Decades ago, I worked with a workaholic boss who had a very unique work style. He would be out in the field the whole day: Meeting with stakeholders and influencers, fulfilling speaking engagements, doing media interviews and managing by walking around or seeing for himself what it was like in the streets and highways that defined the context of the work of our organization.
As I was his direct report, I needed to keep pace with a hectic work pace and with a highly fluid daily work schedule. I had to be prepared to step in to be his proxy or representative in public events. Or I had to be ready to meet with important personalities that also sought his attention.

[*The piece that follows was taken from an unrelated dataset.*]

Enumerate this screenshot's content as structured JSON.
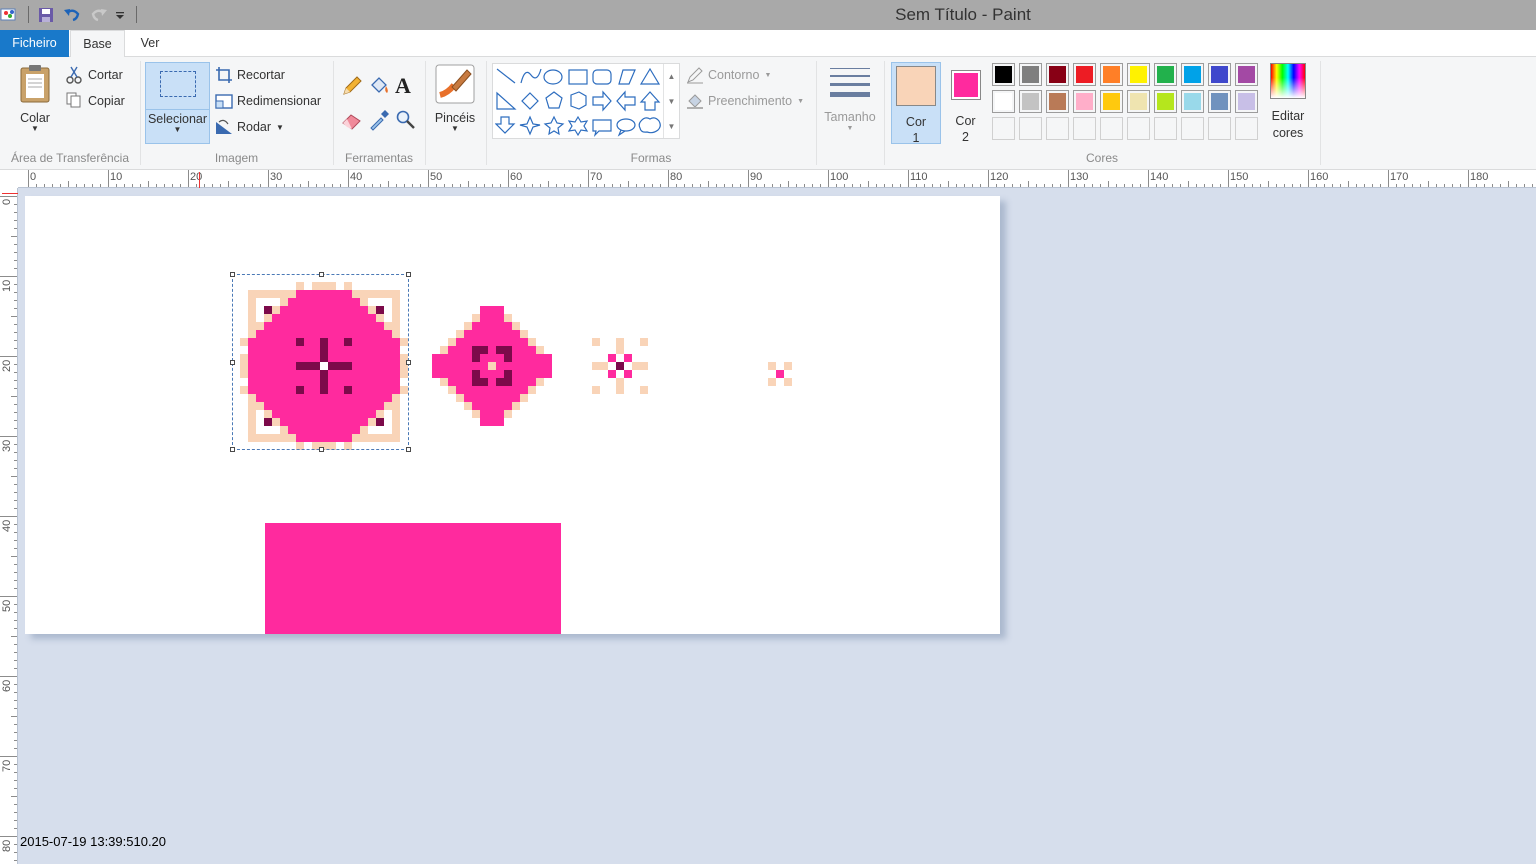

Our workday would stretch into the wee hours. He normally went to the office after 9 p.m. By then, there would be visitors waiting to have an in-person meeting with him. His big office had several meeting rooms and his executive assistant was like a circus master shepherding his callers to their appointed venue when he was ready to meet with them. Meantime, those waiting were served refreshments or entertained by some of his subordinates who were competent to engage them.
Meanwhile, I did my best to maintain a normal family life. My daughter was in her primary grades and no matter how hectic my daily schedule was, I still managed to ride with her to school every morning, have a family dinner at home with my wife and her, and tuck her to bed after checking that her homework was done.
When I returned to my teaching career as a graduate school professor, I offered an elective on Work-Life Harmony. Note that it was not about Work-Life Balance. I realized early on that it was impractical and unrealistic to even imagine that equal time could be devoted to both the professional and family aspects of one’s life.
Work is what defines who we are. Our worth is determined by our work.
Before smartphones came into vogue, it was customary for people to exchange calling cards. Beneath one’s name was one’s position title in the company one worked for. “Calling” actually pertained to whether one was single, or married, or was an ordained priest or nun, or had taken religious vows. But more broadly, all types of professions or occupations could also be placed under the big tent of vocation.
Paradoxically, it was my decision to opt out of corporate life that opened up for me fresh opportunities for personal development in two other fields: The academe and government service.
During the initial phases of quarantine and lockdown, I revisited my teaching notes and happily recalled some reflections on corporate afterlife that I now happily share with readers.
Far be it for me to carp or whine about the travails of corporate life. The corporation is a virtual university of life from which many important lessons may be learned. It is a place for meeting many people who become one’s lifetime friends. But it was the gut feeling of being locked in a no-win situation of long-term dependency on a highly constrained, sometimes suffocating environment of protocols and controls that prodded me, at the ripe young age of 35, to resign from the corporate world and venture into an alternative career in the academe.
I have no regrets that I took that proverbial leap of faith. If I had not taken it, I would not have been able to become a teacher, do two government stints while on work leave from teaching, and lived a less stressful, healthier life. For this I shall also be grateful to my alma mater, the Asian Institute of Management, my workplace for 28 years including a total of 12 years of sabbatical work to deepen my understanding of management and leadership.
My three stints in government service – including six years spanning the full term of President Benigno S. Aquino III – have provided me, by far, my most meaningful post-corporate learning experiences. Government has tremendous capacity for doing good and for raising the quality of life of our people. While the Philippine government is hobbled by resource constraints, there is so much that can be accomplished by a government agency that has enlightened leadership and a dedicated cadre of professionals.
Capping my corporate, government and academic career is my experience in Rotary and other voluntary service work. So much could be accomplished by people who work together as unpaid volunteers motivated by a strong desire to transcend themselves, reach out and make a difference in the lives of others as their way of giving back – or paying forward – to society and humanity the manifold blessings they enjoy in life.